The increase in medical expenditure has been worsening and poses a serious social problem. Commonly, leftover drugs are retained by patients. We estimated the possible reduction in prescription rates by appropriately reusing leftover drugs, and investigated the medication efficacy classifications that render leftover drugs due to the medication non-adherence. A retrospective cross-sectional survey of prescription data was performed at community pharmacies engaged in the appropriate reuse of leftover drugs through the SETSUYAKU-BAG campaign. We evaluated the drug costs and number of drugs originally prescribed, the reduction in expenditure and numbers after the use of leftover drugs, and then calculated the prescription reduction ratio (PRR) based on the number of drugs. Factors contributing to non-adherence were analyzed by the PRR. After reviewing the prescription information of 1792 patients, the reduction rate in drug expenditure was found to be 20.1％. Purgatives, Chinese medicines, and agents for peptic ulcer had higher PRRs and belonged to the top ten medications according to the prescription efficacy classifications. Non-adherence associated with the medication efficacy classifications was assessed by analyzing 5466 formulations. Thirty percent of formulations were found to be non-adherent. According to the medication efficacy classifications, six medications including agents for hyperlipidemias, peptic ulcer, psychotropics agents, and others, were less adherent than antihypertensives. These results suggest that adjusting prescriptions by appropriately reusing leftover drugs in community pharmacies could reduce medical costs. Further considerations are necessary for improving medication adherence in Japan. Healthcare providers should monitor medication adherence more carefully, with the results identified in this study.

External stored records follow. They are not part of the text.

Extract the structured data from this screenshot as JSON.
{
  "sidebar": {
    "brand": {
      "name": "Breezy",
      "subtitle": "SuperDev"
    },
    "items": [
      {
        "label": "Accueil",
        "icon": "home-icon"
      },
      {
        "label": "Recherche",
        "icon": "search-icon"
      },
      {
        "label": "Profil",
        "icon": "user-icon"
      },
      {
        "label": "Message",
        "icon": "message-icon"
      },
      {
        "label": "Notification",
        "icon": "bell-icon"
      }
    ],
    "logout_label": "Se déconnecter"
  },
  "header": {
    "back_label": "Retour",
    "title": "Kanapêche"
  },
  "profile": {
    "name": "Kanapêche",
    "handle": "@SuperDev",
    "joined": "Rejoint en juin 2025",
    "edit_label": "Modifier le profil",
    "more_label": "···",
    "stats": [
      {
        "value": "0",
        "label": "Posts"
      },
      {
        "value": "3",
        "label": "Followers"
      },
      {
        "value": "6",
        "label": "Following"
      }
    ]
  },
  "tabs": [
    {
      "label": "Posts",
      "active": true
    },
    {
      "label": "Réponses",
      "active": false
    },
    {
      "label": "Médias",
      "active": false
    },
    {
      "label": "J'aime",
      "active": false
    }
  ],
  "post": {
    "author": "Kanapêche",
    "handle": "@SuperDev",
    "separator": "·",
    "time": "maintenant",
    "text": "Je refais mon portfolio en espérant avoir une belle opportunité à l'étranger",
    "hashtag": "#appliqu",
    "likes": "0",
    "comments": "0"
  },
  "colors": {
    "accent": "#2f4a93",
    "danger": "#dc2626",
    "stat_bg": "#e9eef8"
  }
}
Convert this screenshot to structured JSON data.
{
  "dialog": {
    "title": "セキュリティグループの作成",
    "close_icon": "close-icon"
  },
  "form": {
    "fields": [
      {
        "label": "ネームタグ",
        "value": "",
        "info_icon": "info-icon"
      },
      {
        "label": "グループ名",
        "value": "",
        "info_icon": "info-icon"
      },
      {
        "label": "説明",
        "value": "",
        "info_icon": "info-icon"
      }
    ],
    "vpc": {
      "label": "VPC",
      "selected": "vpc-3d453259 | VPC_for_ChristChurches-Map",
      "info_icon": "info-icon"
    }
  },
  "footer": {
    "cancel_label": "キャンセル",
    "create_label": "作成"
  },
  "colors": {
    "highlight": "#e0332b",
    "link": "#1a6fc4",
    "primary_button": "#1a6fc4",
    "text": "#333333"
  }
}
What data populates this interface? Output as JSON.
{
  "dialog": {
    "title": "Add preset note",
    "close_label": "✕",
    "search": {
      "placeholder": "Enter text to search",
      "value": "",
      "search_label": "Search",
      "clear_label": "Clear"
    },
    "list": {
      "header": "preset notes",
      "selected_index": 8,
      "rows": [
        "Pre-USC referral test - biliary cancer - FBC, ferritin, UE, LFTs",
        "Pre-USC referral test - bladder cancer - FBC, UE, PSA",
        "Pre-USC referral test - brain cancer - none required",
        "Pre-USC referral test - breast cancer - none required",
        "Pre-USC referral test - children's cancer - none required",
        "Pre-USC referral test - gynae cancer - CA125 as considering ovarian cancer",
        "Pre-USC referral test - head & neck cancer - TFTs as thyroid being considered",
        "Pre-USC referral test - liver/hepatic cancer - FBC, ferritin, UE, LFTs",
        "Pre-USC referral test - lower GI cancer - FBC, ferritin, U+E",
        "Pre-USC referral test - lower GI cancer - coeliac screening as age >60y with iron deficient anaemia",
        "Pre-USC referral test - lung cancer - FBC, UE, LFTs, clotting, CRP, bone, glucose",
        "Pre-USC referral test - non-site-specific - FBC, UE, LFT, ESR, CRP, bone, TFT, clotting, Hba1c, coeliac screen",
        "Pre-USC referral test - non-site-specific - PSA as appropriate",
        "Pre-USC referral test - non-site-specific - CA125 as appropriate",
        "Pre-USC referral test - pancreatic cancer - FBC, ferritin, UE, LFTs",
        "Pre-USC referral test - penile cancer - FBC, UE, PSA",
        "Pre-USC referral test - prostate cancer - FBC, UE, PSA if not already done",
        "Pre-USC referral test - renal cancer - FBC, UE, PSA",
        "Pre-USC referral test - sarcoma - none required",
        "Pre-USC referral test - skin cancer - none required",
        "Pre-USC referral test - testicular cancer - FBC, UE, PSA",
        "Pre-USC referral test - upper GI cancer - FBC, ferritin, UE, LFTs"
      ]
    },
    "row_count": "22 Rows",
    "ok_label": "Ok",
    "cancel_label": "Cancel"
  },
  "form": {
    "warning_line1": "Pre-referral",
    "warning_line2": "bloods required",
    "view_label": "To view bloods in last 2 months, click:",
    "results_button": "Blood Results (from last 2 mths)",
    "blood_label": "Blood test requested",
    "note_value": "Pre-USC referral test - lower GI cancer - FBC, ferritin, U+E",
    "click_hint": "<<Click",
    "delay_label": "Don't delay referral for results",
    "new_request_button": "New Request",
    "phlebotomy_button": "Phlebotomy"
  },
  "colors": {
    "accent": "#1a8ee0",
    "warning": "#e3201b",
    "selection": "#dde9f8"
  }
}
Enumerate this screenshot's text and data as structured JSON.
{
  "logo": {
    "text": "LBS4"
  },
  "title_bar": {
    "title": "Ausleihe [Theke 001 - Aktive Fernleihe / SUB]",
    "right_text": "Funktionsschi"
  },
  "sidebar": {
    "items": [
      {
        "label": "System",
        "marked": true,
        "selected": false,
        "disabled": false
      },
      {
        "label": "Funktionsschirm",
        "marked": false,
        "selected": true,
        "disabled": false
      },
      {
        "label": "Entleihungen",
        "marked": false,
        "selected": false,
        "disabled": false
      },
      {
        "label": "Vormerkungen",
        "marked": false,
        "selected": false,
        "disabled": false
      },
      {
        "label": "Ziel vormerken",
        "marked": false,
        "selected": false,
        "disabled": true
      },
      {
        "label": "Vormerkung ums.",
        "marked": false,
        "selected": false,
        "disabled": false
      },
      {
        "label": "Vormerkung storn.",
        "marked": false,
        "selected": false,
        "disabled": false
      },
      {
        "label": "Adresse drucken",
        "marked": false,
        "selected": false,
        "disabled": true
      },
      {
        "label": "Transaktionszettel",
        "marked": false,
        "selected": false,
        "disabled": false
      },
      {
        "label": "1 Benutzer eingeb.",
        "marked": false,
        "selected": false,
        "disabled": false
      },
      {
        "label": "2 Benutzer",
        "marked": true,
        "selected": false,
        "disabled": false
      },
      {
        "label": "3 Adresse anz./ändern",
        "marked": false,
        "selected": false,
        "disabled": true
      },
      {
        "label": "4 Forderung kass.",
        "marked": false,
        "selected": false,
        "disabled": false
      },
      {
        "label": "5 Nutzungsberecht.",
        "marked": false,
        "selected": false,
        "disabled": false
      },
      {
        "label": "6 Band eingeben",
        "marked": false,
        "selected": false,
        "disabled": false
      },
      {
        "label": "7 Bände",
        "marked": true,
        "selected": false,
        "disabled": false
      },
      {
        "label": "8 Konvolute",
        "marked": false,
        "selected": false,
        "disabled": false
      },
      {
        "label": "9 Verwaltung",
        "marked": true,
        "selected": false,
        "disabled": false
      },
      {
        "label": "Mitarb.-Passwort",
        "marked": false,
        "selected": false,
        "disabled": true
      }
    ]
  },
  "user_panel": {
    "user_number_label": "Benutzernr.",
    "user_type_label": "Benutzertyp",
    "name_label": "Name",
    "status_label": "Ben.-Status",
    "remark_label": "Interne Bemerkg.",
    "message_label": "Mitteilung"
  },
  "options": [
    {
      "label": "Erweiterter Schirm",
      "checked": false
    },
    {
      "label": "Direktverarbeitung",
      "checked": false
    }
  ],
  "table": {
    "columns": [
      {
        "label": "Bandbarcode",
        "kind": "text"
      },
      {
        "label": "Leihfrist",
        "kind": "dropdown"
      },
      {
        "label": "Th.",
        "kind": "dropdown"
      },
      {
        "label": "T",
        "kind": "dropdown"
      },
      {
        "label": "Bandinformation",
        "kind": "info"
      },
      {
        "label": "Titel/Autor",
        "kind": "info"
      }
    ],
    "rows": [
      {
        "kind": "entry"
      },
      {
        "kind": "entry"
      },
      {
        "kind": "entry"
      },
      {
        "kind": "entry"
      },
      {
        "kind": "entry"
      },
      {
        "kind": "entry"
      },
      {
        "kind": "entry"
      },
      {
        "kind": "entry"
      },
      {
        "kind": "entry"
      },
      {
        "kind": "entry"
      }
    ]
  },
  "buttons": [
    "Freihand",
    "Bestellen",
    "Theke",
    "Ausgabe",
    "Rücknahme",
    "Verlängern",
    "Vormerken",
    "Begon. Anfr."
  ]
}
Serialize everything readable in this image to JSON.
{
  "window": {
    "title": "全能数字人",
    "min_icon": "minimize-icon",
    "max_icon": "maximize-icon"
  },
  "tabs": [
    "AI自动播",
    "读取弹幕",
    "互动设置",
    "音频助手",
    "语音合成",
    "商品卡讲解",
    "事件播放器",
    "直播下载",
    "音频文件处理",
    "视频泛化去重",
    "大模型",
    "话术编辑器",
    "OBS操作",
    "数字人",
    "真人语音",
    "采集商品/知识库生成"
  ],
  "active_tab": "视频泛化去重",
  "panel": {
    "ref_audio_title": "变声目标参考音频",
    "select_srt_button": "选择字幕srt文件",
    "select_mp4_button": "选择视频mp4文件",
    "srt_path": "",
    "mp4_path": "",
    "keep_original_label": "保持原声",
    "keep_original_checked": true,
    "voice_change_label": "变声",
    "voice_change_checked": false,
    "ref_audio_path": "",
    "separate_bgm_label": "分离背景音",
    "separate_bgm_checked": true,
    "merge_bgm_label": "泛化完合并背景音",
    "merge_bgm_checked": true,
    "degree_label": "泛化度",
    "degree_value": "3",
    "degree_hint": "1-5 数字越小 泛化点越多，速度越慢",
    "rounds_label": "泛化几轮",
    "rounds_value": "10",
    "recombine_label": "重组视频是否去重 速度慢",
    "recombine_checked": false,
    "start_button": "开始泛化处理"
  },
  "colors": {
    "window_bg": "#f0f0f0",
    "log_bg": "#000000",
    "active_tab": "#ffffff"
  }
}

All Science Journal Classification (ASJC) codes
- Pharmaceutical Science